* _TASK TO COMPLETE_:
Using the listing beneath this task, count the lines with the word "steps" and write only the result.

RECORDS FOR THIS EXERCISE: Begin

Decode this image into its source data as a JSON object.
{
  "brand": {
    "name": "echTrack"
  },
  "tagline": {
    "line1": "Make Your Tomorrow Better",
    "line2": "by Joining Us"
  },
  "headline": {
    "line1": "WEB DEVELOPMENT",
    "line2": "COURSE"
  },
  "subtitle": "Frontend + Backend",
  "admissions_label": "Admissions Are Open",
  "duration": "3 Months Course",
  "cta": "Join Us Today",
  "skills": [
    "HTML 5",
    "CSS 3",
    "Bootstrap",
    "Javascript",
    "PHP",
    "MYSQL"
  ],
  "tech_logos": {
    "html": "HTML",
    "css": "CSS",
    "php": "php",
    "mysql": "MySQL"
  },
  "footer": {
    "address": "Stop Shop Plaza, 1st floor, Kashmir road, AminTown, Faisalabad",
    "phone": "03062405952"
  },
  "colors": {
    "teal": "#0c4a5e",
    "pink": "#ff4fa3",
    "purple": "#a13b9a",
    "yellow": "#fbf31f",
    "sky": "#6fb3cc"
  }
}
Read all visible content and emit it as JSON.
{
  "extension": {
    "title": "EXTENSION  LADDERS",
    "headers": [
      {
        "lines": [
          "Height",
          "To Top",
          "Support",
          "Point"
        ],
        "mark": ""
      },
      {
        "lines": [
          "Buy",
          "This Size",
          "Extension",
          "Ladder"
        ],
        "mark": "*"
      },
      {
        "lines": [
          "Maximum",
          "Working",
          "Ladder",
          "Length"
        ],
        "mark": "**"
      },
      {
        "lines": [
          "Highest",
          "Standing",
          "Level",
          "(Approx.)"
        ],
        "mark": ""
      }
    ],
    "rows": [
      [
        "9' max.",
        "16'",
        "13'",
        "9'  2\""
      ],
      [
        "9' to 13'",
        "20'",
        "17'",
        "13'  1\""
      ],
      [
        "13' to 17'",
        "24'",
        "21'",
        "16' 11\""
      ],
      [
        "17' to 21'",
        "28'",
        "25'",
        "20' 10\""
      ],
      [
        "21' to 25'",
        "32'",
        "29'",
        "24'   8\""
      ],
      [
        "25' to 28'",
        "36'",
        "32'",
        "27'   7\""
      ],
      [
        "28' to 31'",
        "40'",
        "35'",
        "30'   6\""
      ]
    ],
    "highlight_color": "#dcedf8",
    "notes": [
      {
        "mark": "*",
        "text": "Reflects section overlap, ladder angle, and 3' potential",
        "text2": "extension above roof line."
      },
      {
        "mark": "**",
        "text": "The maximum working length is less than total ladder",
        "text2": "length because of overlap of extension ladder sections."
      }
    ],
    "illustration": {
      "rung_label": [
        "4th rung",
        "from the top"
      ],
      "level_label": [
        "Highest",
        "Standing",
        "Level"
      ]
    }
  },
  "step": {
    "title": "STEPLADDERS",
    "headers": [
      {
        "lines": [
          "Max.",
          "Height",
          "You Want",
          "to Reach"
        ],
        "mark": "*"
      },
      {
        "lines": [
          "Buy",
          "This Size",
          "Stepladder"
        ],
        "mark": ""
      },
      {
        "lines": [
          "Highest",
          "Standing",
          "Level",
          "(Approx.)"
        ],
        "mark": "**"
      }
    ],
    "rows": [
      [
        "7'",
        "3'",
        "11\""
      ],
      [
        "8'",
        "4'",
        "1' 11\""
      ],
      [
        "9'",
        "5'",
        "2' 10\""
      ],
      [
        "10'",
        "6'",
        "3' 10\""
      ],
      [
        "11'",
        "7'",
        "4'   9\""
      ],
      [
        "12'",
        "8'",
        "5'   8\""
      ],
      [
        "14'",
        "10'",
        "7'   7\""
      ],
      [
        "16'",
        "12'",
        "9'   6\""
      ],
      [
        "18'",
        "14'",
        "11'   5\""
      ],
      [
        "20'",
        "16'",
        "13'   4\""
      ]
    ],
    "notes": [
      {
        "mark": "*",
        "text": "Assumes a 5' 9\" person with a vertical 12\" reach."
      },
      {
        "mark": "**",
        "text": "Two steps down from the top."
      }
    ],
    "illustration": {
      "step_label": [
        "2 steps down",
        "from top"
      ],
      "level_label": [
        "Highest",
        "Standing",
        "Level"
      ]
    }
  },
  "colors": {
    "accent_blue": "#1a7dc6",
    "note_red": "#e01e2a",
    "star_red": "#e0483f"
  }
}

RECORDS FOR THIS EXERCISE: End

* _EXERCISE SOLUTION_:
2